Richard Branson says he’s looking for some way to upstage SpaceX’s launch of Falcon Heavy and Starman driving a Red Tesla.
“I was a little bit jealous,” Richard Branson told CNN’s Christine Romans on Tuesday.
Branson, whose Virgin Galactic is racing to launch tourists into space before SpaceX, called Musk’s stunning Falcon Heavy launch “extraordinary.”
“They all just did fantastic,” Branson said at the Goldman Sachs 10,000 Small Businesses Summit in Washington. He added that Virgin Galactic is “thinking about what we can do to upstage that one.”
Hey, good luck with that.
It’s hard to imagine anything they could do with SpaceShipTwo or LauncherOne that could upstage what I saw from the beach last week in Florida. The only thing I can compare Falcon Heavy with is a midnight shuttle launch I watched from the press area back in the day.
There is one category where Virgin is definitely ahead: anxiety. Falcon Heavy was at once vastly more spectacular and far less stressful to watch than a flight of SpaceShipTwo. Nobody’s likely to die if a Falcon Heavy launch fails.

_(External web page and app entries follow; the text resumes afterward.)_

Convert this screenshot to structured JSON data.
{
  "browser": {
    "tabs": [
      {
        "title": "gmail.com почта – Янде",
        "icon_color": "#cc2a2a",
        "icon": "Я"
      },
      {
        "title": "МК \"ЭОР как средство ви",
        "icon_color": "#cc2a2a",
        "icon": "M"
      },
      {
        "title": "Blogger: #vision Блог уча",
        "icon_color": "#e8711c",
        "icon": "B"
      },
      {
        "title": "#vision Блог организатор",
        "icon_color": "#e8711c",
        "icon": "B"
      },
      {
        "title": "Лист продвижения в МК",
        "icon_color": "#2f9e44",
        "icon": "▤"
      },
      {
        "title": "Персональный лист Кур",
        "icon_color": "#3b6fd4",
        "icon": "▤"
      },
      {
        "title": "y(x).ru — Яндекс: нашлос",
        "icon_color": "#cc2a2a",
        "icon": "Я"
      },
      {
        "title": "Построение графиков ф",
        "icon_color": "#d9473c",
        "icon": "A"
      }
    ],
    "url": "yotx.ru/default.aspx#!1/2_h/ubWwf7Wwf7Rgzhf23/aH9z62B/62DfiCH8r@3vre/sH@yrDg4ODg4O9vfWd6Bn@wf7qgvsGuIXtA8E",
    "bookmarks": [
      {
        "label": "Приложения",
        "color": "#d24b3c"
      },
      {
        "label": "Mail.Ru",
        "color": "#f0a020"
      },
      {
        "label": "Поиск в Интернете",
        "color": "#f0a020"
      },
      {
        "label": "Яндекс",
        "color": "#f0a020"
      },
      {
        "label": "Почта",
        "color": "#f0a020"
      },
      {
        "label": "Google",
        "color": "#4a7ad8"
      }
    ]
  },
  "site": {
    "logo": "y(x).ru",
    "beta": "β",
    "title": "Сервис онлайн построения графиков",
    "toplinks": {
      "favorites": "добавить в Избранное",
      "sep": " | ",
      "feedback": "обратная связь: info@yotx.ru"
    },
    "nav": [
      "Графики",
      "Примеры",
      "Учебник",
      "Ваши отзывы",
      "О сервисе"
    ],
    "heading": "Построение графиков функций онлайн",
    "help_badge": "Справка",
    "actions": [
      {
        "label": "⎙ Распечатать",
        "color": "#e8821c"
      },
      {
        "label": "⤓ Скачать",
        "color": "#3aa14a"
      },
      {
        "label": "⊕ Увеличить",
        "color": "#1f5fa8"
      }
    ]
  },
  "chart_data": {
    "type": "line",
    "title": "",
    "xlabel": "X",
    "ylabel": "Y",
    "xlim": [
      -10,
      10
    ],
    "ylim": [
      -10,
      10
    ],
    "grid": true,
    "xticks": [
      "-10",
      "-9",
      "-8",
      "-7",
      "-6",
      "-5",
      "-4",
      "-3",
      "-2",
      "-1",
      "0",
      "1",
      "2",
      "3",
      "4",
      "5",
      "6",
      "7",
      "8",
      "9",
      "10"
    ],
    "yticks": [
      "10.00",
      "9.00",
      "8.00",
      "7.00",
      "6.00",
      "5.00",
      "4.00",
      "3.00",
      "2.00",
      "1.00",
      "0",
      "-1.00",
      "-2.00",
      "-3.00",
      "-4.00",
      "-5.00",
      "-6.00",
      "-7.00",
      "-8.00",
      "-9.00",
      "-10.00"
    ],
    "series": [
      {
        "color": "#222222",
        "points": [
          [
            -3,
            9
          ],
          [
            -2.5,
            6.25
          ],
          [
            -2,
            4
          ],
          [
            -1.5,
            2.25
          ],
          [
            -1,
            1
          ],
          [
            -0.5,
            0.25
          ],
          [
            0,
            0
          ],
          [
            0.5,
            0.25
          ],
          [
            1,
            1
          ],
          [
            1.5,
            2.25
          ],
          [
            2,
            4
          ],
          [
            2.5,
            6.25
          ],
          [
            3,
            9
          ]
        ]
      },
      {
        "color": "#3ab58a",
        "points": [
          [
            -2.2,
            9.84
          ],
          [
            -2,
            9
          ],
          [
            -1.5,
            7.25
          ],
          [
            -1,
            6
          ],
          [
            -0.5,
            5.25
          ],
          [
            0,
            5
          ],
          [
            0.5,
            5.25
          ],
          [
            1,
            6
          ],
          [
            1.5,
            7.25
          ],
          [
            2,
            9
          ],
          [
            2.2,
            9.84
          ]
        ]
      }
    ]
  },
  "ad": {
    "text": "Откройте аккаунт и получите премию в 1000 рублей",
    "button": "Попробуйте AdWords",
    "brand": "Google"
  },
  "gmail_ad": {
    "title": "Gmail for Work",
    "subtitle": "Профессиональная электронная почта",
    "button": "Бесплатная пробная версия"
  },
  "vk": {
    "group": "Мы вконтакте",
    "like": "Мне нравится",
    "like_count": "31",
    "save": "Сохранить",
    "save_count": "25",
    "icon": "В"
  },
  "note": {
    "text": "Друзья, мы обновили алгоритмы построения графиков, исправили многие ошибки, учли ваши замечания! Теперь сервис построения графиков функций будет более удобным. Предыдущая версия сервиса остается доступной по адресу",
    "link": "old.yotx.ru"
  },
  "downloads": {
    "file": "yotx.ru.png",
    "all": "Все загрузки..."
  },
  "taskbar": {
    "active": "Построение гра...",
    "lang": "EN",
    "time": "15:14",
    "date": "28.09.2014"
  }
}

You might think that just getting something into space this year would be accomplishment enough for Branson, who founded Virgin Galactic way back in 1999. On the other hand, a game of one-upmanship with Musk is great publicity whatever the outcome.
It’s been more than a month since the seventh glide test of SpaceShipTwo Unity on Jan. 11. I’m expecting the first powered flight of this second vehicle fairly soon. Given what happened the last time, it’s going to be a very stressful thing to watch.
Meanwhile, Virgin Orbit is moving along toward a flight test of LauncherOne around the third quarter of the year. The company recently tweeted about two launch campaign rehearsals it conducted in Mojave.
There’s still important work to do as we finish qualification of our major assemblies and systems for LauncherOne—but our first orbital flight grows closer with every test and every milestone. pic.twitter.com/1f2jQjY503
— Virgin Orbit (@Virgin_Orbit) February 13, 2018
We’ll see what happens. Maybe this is the year the nation’s first inland spaceport actually has something launched into space from here. It’s a proud designation that has lost a bit of its luster with the lack of spaceflights over the last 13+ years.